Our step-by-step guide to drawing up an employment contract, from thinking up the basic terms to include to agreeing and signing with your employee.
- Look for samples of written statements and contracts: contact Acas or your trade association, or ask similar businesses you know.
- Decide the basic terms for the written statement: for example, pay, working hours, holidays and notice periods.
- Decide whether the job is permanent and whether you want to include a probationary period.
- Consider which areas may need flexibility: for example, the employee's job title and role, and place of work.
- Clarify any areas which you want to be non-contractual, such as discretionary bonuses.
- Draw up the written statement; ensure that you have included all the legally required information.
- Ensure that any other documents you refer to in the written statement are readily accessible (eg disciplinary and grievance procedures and information on company pension schemes).
- Review the job and any problems you have experienced with employees and ex-employees in the past.
- Decide whether there are any requirements for the employee (eg to hold or achieve a professional qualification or a driving licence).
- Identify any other concerns: for example, confidentiality, intellectual property or the potential for ex-employees to compete with you.
- Draw up a clear contract; include the written statement and extra clauses to cover the additional contractual elements you want to include.
- Ensure that the contract is not discriminatory, does not override employees' statutory rights and is legally enforceable.
- Take legal advice as necessary, particularly if the contract attempts to restrict employees after they leave your employment.
- Give each employee their written statement of employment particualrs on or before the first day of work and employment contract within two months of commencing their employment.

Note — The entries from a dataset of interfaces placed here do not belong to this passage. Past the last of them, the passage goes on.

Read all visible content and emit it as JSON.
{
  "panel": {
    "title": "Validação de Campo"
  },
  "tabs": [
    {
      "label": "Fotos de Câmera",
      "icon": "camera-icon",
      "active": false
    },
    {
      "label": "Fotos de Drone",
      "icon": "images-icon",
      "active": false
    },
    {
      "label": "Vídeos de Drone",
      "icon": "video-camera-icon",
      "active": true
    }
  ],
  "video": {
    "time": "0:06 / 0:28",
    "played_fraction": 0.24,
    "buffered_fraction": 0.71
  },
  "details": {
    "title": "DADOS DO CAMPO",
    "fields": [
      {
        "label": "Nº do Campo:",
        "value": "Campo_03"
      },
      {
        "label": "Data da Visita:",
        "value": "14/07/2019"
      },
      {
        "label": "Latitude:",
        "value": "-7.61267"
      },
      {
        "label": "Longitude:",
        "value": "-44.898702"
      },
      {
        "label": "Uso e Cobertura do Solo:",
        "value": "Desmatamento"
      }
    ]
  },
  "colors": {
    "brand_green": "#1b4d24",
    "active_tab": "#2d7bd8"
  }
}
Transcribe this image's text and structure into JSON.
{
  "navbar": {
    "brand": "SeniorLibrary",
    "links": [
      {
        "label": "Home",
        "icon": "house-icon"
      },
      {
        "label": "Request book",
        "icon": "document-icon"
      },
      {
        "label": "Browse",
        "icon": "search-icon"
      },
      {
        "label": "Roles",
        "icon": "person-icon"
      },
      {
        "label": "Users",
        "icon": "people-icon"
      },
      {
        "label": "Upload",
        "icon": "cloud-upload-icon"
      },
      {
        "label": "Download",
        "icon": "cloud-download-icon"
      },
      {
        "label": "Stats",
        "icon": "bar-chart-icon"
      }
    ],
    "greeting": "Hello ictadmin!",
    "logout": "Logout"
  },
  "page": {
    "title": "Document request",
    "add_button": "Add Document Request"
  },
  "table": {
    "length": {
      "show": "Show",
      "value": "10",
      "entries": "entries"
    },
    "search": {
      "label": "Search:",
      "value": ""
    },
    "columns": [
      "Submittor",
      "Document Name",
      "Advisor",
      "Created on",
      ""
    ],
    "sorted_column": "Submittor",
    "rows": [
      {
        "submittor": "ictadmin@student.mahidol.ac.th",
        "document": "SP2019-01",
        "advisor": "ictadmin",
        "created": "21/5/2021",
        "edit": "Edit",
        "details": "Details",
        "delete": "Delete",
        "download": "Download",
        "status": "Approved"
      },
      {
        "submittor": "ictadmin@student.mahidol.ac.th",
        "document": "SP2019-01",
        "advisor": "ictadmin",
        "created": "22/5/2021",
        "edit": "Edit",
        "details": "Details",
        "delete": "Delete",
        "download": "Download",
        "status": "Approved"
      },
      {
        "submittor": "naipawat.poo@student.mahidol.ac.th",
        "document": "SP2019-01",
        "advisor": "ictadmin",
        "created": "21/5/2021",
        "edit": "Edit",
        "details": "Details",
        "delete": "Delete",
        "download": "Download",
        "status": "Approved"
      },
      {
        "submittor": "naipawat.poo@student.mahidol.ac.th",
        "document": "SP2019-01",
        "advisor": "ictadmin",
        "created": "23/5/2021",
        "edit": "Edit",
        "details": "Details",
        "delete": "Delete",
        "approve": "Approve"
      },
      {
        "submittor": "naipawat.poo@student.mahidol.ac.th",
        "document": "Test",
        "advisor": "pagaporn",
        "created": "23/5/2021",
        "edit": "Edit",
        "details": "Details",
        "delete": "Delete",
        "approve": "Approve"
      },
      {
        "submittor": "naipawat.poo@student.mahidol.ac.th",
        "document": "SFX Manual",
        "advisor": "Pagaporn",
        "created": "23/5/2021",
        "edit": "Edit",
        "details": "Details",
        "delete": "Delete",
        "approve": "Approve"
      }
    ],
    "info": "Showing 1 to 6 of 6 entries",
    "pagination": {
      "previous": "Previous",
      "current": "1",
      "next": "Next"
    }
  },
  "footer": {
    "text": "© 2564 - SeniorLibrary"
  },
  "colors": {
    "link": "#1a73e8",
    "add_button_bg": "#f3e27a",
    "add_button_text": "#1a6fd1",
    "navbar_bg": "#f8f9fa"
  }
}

- Explain the contract and its significance to the employee; agree the contract, and ask the employee to sign a copy.
Browse topics: Employment law